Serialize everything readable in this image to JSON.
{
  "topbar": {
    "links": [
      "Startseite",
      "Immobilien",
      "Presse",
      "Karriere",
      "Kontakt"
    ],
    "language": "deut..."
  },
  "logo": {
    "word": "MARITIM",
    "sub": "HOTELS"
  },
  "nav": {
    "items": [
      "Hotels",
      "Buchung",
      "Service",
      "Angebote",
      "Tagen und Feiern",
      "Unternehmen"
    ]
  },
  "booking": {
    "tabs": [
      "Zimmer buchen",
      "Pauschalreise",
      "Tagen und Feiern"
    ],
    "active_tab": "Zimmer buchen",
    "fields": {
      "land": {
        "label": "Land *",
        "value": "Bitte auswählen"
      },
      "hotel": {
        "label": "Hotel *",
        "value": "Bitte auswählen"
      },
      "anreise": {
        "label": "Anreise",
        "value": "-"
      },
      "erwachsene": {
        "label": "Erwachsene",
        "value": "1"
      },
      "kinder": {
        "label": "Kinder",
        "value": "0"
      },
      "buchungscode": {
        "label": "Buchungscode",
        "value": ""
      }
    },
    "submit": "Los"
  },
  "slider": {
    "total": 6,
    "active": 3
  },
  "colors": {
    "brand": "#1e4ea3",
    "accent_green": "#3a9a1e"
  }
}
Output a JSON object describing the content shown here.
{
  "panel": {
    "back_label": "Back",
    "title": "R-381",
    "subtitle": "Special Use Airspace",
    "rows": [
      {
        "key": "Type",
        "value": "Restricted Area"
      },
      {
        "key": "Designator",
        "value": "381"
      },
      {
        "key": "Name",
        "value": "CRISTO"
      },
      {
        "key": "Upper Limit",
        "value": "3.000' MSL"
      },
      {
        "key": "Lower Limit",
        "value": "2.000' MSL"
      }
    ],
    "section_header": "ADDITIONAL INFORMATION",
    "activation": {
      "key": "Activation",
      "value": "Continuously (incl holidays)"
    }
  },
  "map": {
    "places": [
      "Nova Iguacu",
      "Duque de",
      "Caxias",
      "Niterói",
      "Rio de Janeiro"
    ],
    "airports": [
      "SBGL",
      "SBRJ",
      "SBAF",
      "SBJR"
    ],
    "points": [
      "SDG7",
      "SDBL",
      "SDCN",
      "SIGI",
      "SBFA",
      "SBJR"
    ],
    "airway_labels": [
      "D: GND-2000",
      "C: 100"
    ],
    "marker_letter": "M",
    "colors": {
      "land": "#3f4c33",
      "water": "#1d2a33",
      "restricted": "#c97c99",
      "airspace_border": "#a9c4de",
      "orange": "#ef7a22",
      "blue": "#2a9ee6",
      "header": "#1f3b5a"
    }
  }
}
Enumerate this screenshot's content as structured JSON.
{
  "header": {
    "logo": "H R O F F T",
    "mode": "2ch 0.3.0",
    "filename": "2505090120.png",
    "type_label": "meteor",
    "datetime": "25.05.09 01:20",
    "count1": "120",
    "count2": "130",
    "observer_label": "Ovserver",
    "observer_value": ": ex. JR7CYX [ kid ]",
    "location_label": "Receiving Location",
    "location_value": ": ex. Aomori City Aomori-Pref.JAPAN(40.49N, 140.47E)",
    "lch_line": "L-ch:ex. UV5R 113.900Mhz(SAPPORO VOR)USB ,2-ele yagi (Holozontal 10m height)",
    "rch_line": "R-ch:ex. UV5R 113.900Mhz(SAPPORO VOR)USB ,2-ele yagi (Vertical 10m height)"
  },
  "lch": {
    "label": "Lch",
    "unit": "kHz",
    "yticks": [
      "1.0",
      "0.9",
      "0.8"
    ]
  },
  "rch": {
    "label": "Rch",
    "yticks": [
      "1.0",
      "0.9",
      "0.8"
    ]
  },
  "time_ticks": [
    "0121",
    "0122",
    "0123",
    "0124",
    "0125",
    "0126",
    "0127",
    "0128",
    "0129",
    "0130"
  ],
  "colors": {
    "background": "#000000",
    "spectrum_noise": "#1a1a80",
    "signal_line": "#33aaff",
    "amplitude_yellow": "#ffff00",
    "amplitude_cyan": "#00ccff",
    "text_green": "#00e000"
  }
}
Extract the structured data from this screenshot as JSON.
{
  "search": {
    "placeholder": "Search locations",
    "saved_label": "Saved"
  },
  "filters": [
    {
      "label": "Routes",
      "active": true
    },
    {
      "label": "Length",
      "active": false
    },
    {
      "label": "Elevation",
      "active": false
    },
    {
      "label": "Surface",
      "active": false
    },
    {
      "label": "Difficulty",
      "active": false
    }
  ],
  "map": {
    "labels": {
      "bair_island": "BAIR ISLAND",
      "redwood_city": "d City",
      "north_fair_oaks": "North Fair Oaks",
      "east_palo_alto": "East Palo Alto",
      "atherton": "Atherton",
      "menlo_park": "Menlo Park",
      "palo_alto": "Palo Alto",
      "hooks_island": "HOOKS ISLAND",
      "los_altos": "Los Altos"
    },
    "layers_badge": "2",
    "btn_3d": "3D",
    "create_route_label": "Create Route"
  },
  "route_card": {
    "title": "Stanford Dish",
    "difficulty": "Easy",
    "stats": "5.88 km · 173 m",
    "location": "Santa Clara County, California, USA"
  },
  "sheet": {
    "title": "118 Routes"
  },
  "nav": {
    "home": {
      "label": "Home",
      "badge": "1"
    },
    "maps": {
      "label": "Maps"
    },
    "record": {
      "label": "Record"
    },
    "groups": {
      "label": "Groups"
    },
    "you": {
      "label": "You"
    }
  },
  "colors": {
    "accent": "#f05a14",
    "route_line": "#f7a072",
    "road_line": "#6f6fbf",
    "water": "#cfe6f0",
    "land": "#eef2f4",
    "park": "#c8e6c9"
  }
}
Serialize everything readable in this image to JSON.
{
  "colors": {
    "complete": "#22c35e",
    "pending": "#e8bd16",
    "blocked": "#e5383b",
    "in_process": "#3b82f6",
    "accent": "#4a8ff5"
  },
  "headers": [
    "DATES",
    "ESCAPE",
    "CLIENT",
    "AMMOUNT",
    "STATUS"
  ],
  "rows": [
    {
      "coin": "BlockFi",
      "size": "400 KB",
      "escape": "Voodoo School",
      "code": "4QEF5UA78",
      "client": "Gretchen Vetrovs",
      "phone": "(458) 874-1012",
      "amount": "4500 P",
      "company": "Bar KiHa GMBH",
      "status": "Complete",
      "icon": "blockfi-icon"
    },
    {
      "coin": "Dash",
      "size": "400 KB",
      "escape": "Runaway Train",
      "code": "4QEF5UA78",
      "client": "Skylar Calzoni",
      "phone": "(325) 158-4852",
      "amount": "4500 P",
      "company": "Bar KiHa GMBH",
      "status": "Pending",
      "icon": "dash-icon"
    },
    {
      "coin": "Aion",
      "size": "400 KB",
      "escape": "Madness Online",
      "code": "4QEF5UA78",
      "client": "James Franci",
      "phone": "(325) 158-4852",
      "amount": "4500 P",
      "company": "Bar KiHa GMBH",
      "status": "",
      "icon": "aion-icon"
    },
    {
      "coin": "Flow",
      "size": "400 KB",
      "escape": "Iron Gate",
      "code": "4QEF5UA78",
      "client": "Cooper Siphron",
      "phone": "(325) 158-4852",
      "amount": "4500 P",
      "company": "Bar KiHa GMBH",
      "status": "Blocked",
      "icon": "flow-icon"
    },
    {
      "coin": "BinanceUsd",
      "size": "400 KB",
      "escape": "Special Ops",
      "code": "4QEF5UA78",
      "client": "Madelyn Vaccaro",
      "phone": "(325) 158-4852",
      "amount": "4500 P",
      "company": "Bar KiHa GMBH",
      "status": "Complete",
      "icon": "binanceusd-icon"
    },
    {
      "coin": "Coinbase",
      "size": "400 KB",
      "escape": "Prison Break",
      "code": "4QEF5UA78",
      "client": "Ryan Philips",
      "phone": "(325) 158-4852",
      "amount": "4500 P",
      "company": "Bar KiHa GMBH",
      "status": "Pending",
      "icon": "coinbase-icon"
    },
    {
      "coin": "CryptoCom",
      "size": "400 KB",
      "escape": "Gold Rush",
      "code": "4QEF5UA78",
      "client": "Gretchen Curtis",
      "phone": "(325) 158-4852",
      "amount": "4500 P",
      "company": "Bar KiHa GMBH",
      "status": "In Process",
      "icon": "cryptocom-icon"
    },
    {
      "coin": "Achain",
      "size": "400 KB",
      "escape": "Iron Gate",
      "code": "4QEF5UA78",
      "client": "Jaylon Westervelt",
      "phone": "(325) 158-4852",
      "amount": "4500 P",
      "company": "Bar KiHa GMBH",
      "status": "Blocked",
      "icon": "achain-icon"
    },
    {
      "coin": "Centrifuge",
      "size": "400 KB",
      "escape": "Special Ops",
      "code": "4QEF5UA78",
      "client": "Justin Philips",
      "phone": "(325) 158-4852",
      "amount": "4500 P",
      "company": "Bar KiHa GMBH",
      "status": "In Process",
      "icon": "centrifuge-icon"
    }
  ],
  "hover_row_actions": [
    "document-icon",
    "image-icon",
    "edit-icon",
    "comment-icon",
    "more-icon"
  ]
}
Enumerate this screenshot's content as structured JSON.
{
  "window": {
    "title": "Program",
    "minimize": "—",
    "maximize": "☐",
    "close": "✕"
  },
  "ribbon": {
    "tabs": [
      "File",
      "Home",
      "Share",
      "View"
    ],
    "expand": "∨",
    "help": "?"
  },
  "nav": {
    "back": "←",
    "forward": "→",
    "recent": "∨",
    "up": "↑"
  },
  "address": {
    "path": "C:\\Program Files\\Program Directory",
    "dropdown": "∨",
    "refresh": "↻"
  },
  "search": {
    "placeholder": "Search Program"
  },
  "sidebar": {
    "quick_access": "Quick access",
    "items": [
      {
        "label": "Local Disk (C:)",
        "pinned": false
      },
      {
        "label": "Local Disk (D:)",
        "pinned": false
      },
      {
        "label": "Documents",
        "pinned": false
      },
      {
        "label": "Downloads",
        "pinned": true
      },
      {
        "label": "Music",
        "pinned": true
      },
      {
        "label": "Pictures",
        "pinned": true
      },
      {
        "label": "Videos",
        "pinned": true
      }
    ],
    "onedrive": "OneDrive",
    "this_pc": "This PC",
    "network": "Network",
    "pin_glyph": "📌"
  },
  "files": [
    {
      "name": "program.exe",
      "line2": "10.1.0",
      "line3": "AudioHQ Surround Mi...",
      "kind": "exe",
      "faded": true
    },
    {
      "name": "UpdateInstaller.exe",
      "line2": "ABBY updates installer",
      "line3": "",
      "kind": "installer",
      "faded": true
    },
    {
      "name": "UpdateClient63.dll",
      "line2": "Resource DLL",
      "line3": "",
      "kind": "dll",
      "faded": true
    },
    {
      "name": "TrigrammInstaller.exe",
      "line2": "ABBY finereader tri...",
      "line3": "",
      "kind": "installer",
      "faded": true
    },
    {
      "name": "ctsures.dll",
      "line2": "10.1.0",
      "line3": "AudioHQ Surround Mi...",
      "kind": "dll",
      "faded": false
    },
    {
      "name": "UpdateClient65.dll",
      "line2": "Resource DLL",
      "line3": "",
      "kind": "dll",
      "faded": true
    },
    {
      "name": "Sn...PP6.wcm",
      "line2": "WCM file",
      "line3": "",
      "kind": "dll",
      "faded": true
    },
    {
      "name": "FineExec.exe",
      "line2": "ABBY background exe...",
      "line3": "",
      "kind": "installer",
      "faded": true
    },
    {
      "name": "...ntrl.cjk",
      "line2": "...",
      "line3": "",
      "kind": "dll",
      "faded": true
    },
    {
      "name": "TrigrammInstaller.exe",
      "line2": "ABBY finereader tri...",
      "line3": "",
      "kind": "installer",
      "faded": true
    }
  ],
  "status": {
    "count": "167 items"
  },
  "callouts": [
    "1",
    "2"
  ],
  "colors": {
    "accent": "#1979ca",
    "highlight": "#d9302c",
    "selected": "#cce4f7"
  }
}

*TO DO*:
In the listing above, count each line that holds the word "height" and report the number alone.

*ANSWER TO THIS PROBLEM*:
2